MARJAHNI MENDEZ: Well, my aunt moved here five years ago. And where she lives, they usually hung - every week, they hung a white flag. That meant that somebody had died. If you look now, you see less and less flags, less and less violence in general.

BRADY: Mendez says she likes going for walks outside now. She feels safer doing that.

INSKEEP: That is tangible change. But at the same time, you said the murder rate is still high. What are residents saying about that?

BRADY: The president also pointed out that Camden still has a long way to go, but he wanted to highlight the progress the police department has made improving relations, which is, of course, a big issue across the country now. I talked with a Jesuit priest who runs the organization Hopeworks 'N Camden. It helps young people who've dropped out of school get back in. Father Jeff Putoff says this focus on reducing crime misses larger problems.

FATHER JEFF PUTOFF: Eighty percent of our youth live below the poverty line. Up to 70 percent of our youth drop out of high school. The police change hasn't addressed that at all. These are incredibly impactful realities in the lives of our youth that, in a sense, policing has to contain or manage.

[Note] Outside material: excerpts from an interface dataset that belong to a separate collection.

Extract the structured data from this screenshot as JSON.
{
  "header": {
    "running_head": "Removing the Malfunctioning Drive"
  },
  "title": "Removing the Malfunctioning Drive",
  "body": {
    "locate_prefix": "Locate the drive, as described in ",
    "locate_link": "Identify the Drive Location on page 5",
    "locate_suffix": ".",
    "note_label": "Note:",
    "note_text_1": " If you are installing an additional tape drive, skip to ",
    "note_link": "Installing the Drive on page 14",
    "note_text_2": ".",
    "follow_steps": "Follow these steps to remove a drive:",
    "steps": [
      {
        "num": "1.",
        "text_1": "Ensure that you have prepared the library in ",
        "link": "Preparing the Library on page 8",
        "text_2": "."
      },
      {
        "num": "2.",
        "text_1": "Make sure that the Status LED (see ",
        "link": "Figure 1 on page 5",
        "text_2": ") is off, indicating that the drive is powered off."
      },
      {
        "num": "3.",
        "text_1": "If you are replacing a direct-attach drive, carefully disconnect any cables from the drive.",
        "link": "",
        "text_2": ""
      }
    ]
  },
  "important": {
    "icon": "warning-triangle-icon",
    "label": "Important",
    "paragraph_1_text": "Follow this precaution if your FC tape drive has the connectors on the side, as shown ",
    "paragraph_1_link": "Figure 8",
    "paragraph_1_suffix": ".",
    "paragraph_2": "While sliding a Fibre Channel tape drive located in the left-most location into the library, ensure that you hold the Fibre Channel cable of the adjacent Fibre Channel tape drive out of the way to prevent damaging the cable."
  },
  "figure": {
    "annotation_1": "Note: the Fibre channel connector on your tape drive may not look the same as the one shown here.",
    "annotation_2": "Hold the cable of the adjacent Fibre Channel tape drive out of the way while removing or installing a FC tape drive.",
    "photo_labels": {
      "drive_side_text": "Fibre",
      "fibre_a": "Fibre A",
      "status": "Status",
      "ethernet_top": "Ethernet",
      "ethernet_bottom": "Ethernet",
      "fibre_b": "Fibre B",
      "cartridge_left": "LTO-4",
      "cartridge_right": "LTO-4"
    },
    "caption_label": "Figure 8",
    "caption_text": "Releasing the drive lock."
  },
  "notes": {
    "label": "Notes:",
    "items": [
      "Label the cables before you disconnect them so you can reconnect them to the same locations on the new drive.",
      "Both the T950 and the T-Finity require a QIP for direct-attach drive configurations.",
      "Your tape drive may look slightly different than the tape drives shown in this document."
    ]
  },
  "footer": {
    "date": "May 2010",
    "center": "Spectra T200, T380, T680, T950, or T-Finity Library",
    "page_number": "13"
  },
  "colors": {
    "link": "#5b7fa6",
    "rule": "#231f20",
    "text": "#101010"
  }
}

BRADY: And Putoff says that isn't fair to the police. He says it's important for them to improve their relationship with the community, but he argues you can't just focus on that and then ignore the damage that years of poverty and violence have inflicted on people in a city like Camden. He says that needs to be repaired, too. And doing that involves much more than just reforming a police department.

INSKEEP: OK, that's NPR's Jeff Brady covering Camden, N.J. Jeff, thanks very much.

BRADY: Thank you. Transcript provided by NPR, Copyright NPR.

Corrected: May 19, 2015 at 12:00 AM EDT
We say that police in Camden, N.J., are not part of a union. In fact, even though their labor contract with the city was dissolved, the officers are represented by Fraternal Order of Police Lodge 218.
Jeff Brady is a National Desk Correspondent based in Philadelphia, where he covers energy issues and climate change. Brady helped establish NPR's environment and energy collaborative which brings together NPR and Member station reporters from across the country to cover the big stories involving the natural world.